This upcoming May, if all goes well with the world, I’ll be co-leading a travel study trip to Poland with students. Over the past few months, I have been starting to read and study, as any educator does and in much more detail than I ever have before, about Poland during World War II. I gave a talk in Warsaw back in December 2018, and during my time there, I visited various sites such as the National Gallery, the Uprising Museum, remnants of the ghetto wall, and more. I did not get the opportunity to go to Treblinka, and I never made it down to Kraków and Auschwitz. Since my three-day trip, I’ve been thinking about Poland a lot, partly due to the connection I’ve made with Michał Choiński from the Institute of English Studies at Jagiellonian University in Kraków. It is through Choiński that I’ve really started to think about the connections between Poland and the Southern United States.

This connection served, in many ways, as the impetus for the proposal to do a study travel to Poland. In the fall of 2019, I hosted Choiński at my university for a talk about his exploration of the work of Lillian Smith in his book Southern Hyperboles: Metafigurative Strategies of Narration. During our conversations, and during his talk, Choiński pointed out William Styron drew a direct comparison between the locales. In Sophie’s Choice, a novel that contains the interactions between characters from the South and Poland in New York, Styron writes,

Poland is a beautiful, heart-wrenching, soul-split country which in many ways . . . resembles and conjures up images of the American South — or at least of other, not-so-distant times. It is not alone that forlornly lovely, nostalgic landscape which creates the frequent likeness — the quagmiry but haunting monochrome of the Narew River swampland, for example, with its look and feel of a murky savanna on the Carolina coast, or the Sunday hush on a muddy back street in a village of Galicia, where by only the smallest eyewink of the imagination one might see whisked to a lonesome crossroads hamlet in Arkansas these ramshackle, weather-bleached little houses, crookedly carpentered, set upon shrub less plots of clay where scrawny chickens fuss and peck.

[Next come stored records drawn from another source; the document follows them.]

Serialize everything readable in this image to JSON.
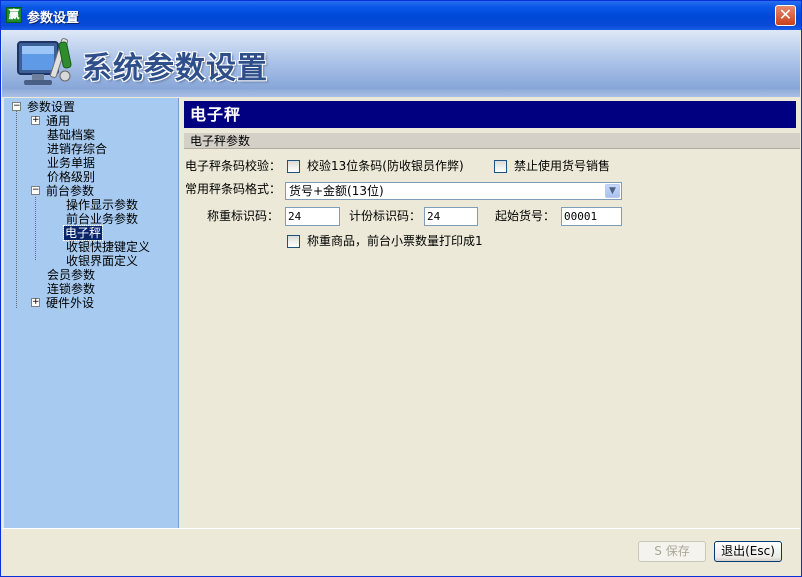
{
  "window": {
    "title": "参数设置",
    "app_icon_char": "赢",
    "close_icon": "close-x"
  },
  "banner": {
    "title": "系统参数设置",
    "logo_icon": "monitor-tools-icon"
  },
  "tree": {
    "root": "参数设置",
    "items": [
      {
        "label": "通用",
        "expander": "+"
      },
      {
        "label": "基础档案"
      },
      {
        "label": "进销存综合"
      },
      {
        "label": "业务单据"
      },
      {
        "label": "价格级别"
      },
      {
        "label": "前台参数",
        "expander": "−"
      },
      {
        "label": "操作显示参数"
      },
      {
        "label": "前台业务参数"
      },
      {
        "label": "电子秤"
      },
      {
        "label": "收银快捷键定义"
      },
      {
        "label": "收银界面定义"
      },
      {
        "label": "会员参数"
      },
      {
        "label": "连锁参数"
      },
      {
        "label": "硬件外设",
        "expander": "+"
      }
    ],
    "selected": "电子秤"
  },
  "content": {
    "section_title": "电子秤",
    "group_title": "电子秤参数",
    "barcode_check_label": "电子秤条码校验：",
    "check13_label": "校验13位条码(防收银员作弊)",
    "check13_checked": false,
    "forbid_item_label": "禁止使用货号销售",
    "forbid_item_checked": false,
    "format_label": "常用秤条码格式：",
    "format_value": "货号+金额(13位)",
    "weigh_code_label": "称重标识码：",
    "weigh_code_value": "24",
    "price_code_label": "计份标识码：",
    "price_code_value": "24",
    "start_item_label": "起始货号：",
    "start_item_value": "00001",
    "print_one_label": "称重商品，前台小票数量打印成1",
    "print_one_checked": false
  },
  "footer": {
    "save_label": "S 保存",
    "exit_label": "退出(Esc)"
  },
  "colors": {
    "titlebar": "#0047d6",
    "sidebar_bg": "#a6caf0",
    "section_header_bg": "#000080",
    "panel_bg": "#ece9d8"
  }
}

I can look at the landscape around the Narew River and see similarities to the marshland in South Louisiana, the…

Matthew Teutsch

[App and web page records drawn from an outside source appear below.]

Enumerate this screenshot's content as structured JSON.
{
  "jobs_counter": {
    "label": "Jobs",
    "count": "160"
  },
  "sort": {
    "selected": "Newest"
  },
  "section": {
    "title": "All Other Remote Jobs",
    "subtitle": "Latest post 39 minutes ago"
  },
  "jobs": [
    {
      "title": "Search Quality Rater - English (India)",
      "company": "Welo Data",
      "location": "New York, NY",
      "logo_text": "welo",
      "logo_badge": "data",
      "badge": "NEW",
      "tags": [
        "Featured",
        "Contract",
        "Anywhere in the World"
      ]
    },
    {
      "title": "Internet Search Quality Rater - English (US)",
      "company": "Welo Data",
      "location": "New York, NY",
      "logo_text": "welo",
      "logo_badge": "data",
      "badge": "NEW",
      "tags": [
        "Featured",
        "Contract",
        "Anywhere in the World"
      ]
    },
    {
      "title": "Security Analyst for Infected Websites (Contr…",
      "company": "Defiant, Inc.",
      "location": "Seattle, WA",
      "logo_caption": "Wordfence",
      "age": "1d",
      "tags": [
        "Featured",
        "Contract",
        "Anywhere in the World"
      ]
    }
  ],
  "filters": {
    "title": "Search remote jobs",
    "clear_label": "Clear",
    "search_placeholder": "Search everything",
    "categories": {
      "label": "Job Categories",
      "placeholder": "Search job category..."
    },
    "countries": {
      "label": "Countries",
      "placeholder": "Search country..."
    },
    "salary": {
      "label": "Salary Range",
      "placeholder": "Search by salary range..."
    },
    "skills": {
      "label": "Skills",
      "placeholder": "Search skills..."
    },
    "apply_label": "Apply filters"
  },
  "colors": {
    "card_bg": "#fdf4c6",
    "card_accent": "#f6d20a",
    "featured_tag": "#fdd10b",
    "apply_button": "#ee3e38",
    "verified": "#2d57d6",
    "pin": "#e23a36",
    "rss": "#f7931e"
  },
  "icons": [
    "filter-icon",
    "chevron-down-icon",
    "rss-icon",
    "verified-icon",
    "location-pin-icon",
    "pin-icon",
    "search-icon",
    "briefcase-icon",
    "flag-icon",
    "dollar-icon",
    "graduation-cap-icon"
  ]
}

Here, you will find reflections on African American, American, and Southern Literature, American popular culture and politics, and pedagogy.